Jay Hicks
7 years ago

I would not change a thing. Even if I were forced to reduce it for word count, it could only be done by changing the aspect of the participles to get rid of a few ands – but the rhythm – it just wouldn’t, couldn’t be the same!

Anne Gracie
Anne Gracie
7 years ago
Reply to  Jay Hicks

Thanks, Jay. It’s an interesting exercise, isn’t it? That last paragraph particularly carries such power.

Kaz Delaney
Kaz Delaney
7 years ago

While I’ve loved many of Dicken’s works, I haven’t read GE, so am simply looking at this from a readability viewpoint and thus looking at this as a piece published today…nnSo disregarding the confused viewpoint (which I guess is an uneducated/contextual thing on my part) – I’d definitely edit the description of the churchyard but imho some is needed to evoke the sense of isolation which in turn builds the suspense. (child+ scary man+ lonely place= scary). nnThe names of the dead people seem superfluous in this section of the work unless they are critical to the story and as… Read more »

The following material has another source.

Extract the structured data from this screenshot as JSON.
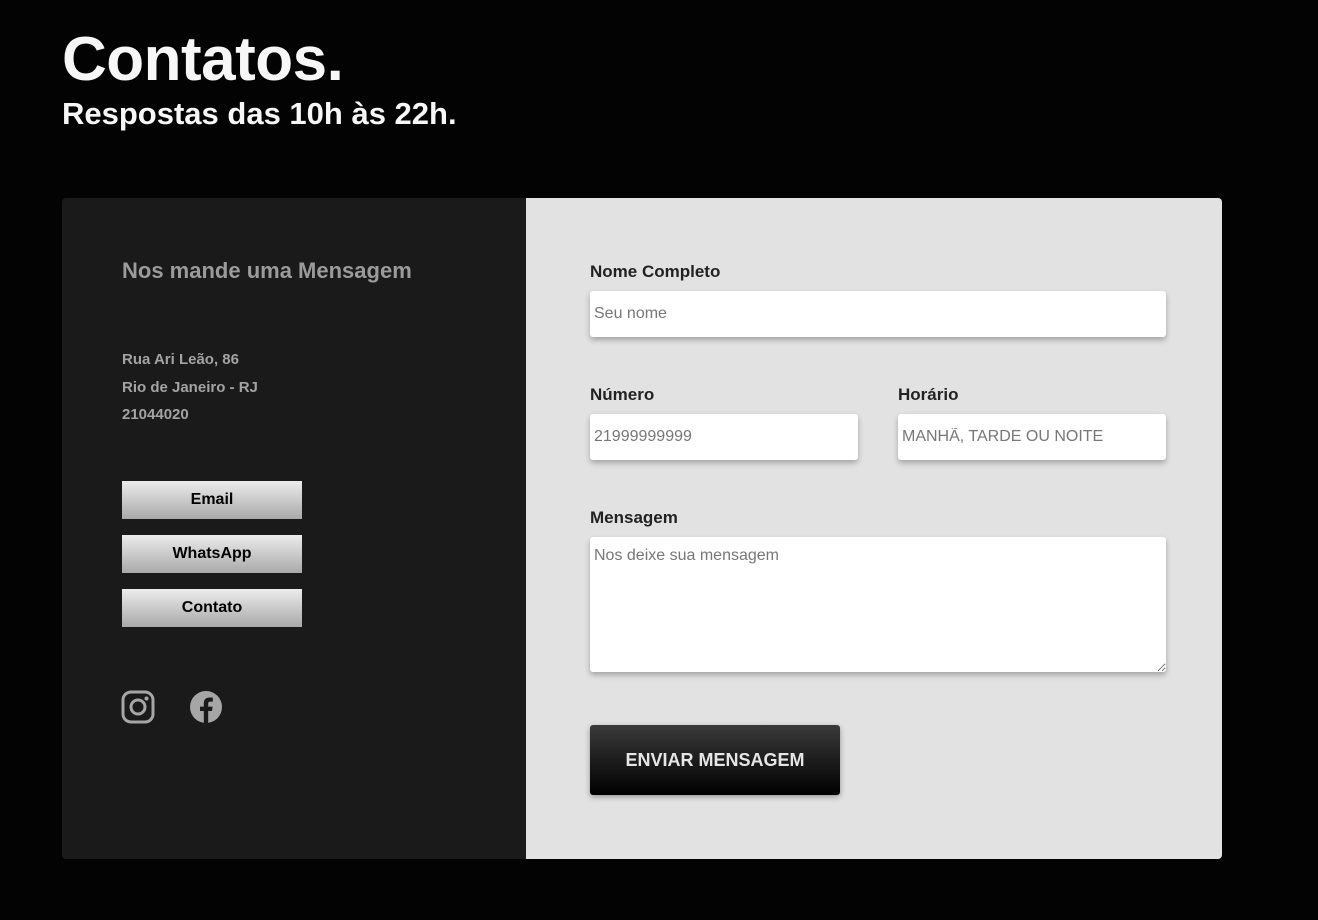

Anne Gracie
Anne Gracie
7 years ago
Reply to  Kaz Delaney

It’s an interesting exercise, isn’t it, Kaz? Of course the concept of “point of view” wasn’t invented then so . . . nnAnd if you didn’t know it was Dickens, you’d feel freer to slash and burn, I know. I think a lot of people today would trim that first paragraph, though I love the “small bundle of shivers” — and the cumulative effect of all those names on the gravestones packs a punch in a way we tend not to do it today — and no, the names are not significant in themselves. nnBut what would you do to… Read more »